------ RECORDS SHOWN ------
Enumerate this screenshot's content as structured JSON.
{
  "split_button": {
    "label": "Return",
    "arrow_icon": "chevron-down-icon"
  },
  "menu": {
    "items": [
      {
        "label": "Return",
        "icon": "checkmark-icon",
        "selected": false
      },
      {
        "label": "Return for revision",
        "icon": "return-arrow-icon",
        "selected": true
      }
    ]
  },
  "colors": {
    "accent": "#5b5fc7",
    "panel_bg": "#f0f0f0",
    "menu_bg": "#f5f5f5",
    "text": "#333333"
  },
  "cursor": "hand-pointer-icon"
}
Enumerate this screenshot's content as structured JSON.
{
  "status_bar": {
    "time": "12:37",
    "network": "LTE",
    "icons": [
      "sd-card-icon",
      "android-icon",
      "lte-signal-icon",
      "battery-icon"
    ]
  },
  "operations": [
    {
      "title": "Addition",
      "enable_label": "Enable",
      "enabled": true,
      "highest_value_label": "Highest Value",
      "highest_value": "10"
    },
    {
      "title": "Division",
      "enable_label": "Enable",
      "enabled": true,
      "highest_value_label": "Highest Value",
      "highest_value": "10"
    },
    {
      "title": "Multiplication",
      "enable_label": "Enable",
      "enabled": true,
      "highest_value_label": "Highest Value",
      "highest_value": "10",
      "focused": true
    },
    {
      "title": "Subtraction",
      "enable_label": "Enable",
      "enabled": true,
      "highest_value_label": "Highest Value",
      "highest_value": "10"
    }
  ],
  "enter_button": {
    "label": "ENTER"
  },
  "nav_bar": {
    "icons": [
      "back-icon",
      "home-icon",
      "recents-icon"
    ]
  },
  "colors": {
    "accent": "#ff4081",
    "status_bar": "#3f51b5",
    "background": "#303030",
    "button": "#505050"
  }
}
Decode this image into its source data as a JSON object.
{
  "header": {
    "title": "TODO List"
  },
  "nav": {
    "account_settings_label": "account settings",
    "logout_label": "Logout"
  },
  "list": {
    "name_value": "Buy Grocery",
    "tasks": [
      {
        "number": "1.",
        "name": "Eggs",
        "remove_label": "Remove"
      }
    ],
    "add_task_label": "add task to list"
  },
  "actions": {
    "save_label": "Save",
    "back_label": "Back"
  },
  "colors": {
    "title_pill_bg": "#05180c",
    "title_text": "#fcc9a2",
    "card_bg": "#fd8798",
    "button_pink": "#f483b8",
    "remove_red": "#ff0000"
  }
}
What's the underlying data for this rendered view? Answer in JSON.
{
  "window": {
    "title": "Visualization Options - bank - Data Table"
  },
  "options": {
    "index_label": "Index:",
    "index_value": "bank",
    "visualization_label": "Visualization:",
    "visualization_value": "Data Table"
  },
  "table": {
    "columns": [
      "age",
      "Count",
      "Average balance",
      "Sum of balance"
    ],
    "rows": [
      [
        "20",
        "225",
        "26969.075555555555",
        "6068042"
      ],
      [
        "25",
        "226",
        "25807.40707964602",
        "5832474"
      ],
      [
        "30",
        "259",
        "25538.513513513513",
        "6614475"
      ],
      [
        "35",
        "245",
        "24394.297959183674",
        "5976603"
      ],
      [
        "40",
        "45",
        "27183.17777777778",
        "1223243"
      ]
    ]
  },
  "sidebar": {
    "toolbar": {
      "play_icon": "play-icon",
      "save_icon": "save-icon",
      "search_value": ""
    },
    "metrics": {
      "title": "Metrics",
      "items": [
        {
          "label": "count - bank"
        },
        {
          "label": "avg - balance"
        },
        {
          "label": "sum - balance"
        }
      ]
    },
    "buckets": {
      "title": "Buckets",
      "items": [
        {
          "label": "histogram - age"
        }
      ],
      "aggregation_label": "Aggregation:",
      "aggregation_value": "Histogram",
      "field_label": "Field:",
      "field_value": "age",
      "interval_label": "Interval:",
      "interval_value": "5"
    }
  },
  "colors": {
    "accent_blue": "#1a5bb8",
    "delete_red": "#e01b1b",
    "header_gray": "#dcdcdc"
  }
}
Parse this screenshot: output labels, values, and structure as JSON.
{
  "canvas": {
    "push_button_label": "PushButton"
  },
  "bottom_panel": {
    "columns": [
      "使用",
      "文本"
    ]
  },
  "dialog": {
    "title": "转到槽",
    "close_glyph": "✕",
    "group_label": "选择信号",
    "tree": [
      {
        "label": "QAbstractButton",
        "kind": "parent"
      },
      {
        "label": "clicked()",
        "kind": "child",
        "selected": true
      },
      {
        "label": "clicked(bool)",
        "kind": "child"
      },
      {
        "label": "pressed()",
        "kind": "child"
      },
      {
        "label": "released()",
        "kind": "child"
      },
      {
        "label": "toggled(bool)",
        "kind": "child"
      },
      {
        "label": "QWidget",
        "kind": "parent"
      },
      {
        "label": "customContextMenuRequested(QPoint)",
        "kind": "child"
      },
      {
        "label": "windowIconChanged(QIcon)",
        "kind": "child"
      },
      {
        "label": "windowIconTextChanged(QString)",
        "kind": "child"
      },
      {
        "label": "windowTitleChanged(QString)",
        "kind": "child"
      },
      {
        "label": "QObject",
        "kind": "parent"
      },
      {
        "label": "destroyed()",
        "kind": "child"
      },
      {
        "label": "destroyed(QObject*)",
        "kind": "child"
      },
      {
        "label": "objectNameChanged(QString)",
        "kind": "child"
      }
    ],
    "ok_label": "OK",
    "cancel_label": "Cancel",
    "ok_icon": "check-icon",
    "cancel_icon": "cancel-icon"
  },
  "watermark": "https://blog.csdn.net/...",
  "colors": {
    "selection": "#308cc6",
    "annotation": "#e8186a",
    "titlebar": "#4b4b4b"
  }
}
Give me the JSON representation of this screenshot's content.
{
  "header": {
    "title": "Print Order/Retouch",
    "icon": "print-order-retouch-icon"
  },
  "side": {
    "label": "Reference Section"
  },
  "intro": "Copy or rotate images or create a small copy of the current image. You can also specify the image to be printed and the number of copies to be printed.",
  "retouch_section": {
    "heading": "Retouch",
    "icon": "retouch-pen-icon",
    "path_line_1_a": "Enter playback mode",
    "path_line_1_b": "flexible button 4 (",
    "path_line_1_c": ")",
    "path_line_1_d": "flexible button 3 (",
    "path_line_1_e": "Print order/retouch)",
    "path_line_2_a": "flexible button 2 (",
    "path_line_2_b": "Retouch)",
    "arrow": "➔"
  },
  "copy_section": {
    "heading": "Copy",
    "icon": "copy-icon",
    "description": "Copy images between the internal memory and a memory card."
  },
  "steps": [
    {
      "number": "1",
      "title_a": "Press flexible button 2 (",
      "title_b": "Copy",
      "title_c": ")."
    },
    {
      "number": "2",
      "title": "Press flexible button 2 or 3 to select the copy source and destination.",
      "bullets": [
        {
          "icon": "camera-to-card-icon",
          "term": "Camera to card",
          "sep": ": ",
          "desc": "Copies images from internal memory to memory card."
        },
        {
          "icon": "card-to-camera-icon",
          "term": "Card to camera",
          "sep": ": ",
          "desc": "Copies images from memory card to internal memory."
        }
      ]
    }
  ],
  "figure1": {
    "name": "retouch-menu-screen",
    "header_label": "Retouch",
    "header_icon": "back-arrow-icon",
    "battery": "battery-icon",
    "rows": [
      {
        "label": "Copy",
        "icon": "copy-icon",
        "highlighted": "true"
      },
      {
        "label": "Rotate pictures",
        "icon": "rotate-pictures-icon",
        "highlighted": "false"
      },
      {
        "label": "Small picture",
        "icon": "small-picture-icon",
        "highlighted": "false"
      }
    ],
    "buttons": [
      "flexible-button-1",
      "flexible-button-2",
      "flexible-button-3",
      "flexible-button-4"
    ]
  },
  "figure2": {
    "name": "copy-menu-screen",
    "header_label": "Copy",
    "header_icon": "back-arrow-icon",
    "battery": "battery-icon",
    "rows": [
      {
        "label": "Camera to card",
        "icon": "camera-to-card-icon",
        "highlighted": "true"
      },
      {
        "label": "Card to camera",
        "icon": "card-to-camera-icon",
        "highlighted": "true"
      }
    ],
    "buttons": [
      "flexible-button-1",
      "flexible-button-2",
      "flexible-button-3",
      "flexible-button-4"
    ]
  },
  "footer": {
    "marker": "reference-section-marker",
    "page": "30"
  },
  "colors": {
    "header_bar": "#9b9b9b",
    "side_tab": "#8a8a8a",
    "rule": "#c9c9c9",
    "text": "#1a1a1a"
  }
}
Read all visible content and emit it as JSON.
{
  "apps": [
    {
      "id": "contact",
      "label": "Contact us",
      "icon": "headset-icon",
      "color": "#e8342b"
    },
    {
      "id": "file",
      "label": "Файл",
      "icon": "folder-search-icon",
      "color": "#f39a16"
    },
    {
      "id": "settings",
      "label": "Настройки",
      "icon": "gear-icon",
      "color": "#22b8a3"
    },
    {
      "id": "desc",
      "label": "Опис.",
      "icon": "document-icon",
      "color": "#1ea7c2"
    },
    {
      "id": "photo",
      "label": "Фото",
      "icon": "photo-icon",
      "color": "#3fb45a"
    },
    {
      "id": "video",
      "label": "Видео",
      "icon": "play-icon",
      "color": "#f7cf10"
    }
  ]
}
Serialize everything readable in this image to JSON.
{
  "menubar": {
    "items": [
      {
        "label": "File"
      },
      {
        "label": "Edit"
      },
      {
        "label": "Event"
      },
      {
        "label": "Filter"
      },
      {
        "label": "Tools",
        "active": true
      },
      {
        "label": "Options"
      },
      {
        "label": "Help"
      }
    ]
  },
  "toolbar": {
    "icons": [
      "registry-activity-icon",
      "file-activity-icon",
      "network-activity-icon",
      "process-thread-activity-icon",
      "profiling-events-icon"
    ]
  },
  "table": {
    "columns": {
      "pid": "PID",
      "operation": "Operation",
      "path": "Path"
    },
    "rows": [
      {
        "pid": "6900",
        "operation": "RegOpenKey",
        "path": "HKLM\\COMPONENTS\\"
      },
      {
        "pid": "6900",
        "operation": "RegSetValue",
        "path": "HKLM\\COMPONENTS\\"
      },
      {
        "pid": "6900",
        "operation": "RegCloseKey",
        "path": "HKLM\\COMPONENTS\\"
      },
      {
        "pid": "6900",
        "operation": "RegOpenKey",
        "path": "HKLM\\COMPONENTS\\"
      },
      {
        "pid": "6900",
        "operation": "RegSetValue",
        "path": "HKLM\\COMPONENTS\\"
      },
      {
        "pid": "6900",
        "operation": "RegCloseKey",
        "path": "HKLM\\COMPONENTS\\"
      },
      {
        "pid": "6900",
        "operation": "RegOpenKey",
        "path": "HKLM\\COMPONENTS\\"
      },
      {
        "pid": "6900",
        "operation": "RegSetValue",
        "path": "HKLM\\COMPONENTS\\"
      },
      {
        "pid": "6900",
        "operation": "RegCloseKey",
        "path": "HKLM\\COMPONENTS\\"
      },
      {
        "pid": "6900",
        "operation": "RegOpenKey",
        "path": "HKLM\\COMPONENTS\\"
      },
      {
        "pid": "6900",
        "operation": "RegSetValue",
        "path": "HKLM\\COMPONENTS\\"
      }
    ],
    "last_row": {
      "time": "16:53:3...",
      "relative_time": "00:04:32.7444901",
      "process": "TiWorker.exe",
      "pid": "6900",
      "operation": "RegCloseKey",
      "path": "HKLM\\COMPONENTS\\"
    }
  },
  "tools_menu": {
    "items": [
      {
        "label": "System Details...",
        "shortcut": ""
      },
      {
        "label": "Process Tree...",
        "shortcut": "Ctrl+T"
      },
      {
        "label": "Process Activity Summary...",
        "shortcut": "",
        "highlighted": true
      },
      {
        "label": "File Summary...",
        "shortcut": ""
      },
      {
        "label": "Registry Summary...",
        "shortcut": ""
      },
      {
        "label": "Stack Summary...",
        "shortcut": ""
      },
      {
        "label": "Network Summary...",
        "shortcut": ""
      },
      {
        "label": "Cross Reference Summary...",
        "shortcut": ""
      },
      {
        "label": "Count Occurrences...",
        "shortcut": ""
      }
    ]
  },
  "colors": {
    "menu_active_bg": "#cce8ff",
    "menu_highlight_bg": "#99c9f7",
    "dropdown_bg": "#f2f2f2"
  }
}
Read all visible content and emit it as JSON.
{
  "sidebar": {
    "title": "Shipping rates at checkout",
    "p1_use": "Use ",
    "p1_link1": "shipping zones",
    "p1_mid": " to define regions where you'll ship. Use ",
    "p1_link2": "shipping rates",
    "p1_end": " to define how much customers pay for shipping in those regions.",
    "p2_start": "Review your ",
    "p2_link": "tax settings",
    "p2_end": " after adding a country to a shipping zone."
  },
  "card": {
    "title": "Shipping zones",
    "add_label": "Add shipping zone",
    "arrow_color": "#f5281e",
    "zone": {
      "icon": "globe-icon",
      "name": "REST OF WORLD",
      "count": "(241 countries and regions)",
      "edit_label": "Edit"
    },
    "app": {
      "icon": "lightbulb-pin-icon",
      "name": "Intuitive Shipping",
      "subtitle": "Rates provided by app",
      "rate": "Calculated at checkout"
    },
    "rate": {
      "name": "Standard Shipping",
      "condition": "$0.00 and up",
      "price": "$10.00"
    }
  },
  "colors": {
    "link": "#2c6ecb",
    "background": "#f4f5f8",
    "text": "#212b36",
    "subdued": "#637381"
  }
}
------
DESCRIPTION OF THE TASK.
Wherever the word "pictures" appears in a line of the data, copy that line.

REPLY TO THE EXERCISE.
        "label": "Rotate pictures",
        "icon": "rotate-pictures-icon",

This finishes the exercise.